**EXERCISE INSTRUCTIONS**
A faithful copy without images is required: write out all the records exactly.

Page and application data records:

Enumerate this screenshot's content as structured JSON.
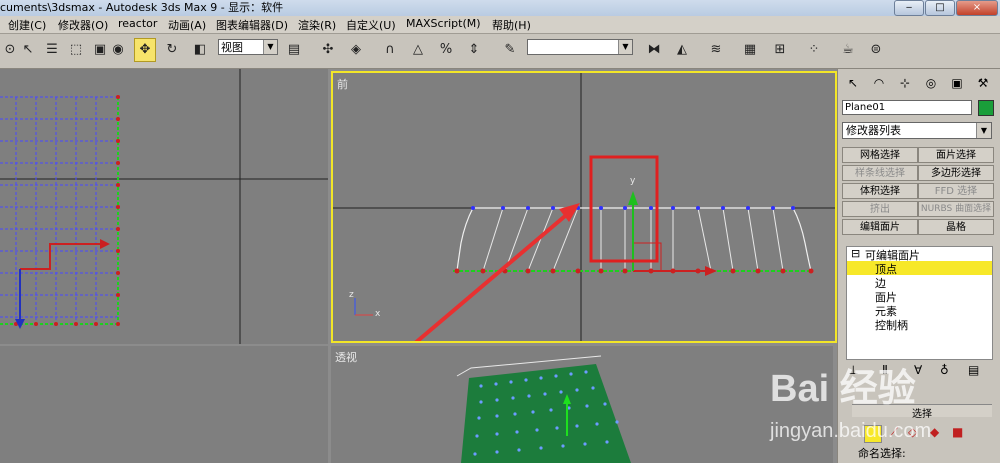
{
  "window": {
    "title": "cuments\\3dsmax      - Autodesk 3ds Max 9      - 显示：软件",
    "btn_min": "‒",
    "btn_max": "□",
    "btn_close": "×"
  },
  "menu": [
    "创建(C)",
    "修改器(O)",
    "reactor",
    "动画(A)",
    "图表编辑器(D)",
    "渲染(R)",
    "自定义(U)",
    "MAXScript(M)",
    "帮助(H)"
  ],
  "toolbar": {
    "view_combo": "视图",
    "named_selection_combo": ""
  },
  "viewports": {
    "front_label": "前",
    "perspective_label": "透视",
    "axis_y": "y",
    "axis_z": "z",
    "axis_x": "x"
  },
  "panel": {
    "object_name": "Plane01",
    "object_color": "#1a9e3a",
    "modifier_list": "修改器列表",
    "buttons": {
      "mesh_select": "网格选择",
      "patch_select": "面片选择",
      "spline_select": "样条线选择",
      "poly_select": "多边形选择",
      "vol_select": "体积选择",
      "ffd_select": "FFD 选择",
      "extrude": "挤出",
      "nurbs_select": "NURBS 曲面选择",
      "edit_patch": "编辑面片",
      "lattice": "晶格"
    },
    "stack": {
      "root": "可编辑面片",
      "items": [
        "顶点",
        "边",
        "面片",
        "元素",
        "控制柄"
      ]
    },
    "rollout_selection": "选择",
    "named_selections": "命名选择:"
  },
  "watermark": {
    "logo": "Bai 经验",
    "url": "jingyan.baidu.com"
  }
}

**TASK RESULT**
Enumerate this screenshot's content as structured JSON.
{
  "window": {
    "title": "cuments\\3dsmax      - Autodesk 3ds Max 9      - 显示：软件",
    "btn_min": "‒",
    "btn_max": "□",
    "btn_close": "×"
  },
  "menu": [
    "创建(C)",
    "修改器(O)",
    "reactor",
    "动画(A)",
    "图表编辑器(D)",
    "渲染(R)",
    "自定义(U)",
    "MAXScript(M)",
    "帮助(H)"
  ],
  "toolbar": {
    "view_combo": "视图",
    "named_selection_combo": ""
  },
  "viewports": {
    "front_label": "前",
    "perspective_label": "透视",
    "axis_y": "y",
    "axis_z": "z",
    "axis_x": "x"
  },
  "panel": {
    "object_name": "Plane01",
    "object_color": "#1a9e3a",
    "modifier_list": "修改器列表",
    "buttons": {
      "mesh_select": "网格选择",
      "patch_select": "面片选择",
      "spline_select": "样条线选择",
      "poly_select": "多边形选择",
      "vol_select": "体积选择",
      "ffd_select": "FFD 选择",
      "extrude": "挤出",
      "nurbs_select": "NURBS 曲面选择",
      "edit_patch": "编辑面片",
      "lattice": "晶格"
    },
    "stack": {
      "root": "可编辑面片",
      "items": [
        "顶点",
        "边",
        "面片",
        "元素",
        "控制柄"
      ]
    },
    "rollout_selection": "选择",
    "named_selections": "命名选择:"
  },
  "watermark": {
    "logo": "Bai 经验",
    "url": "jingyan.baidu.com"
  }
}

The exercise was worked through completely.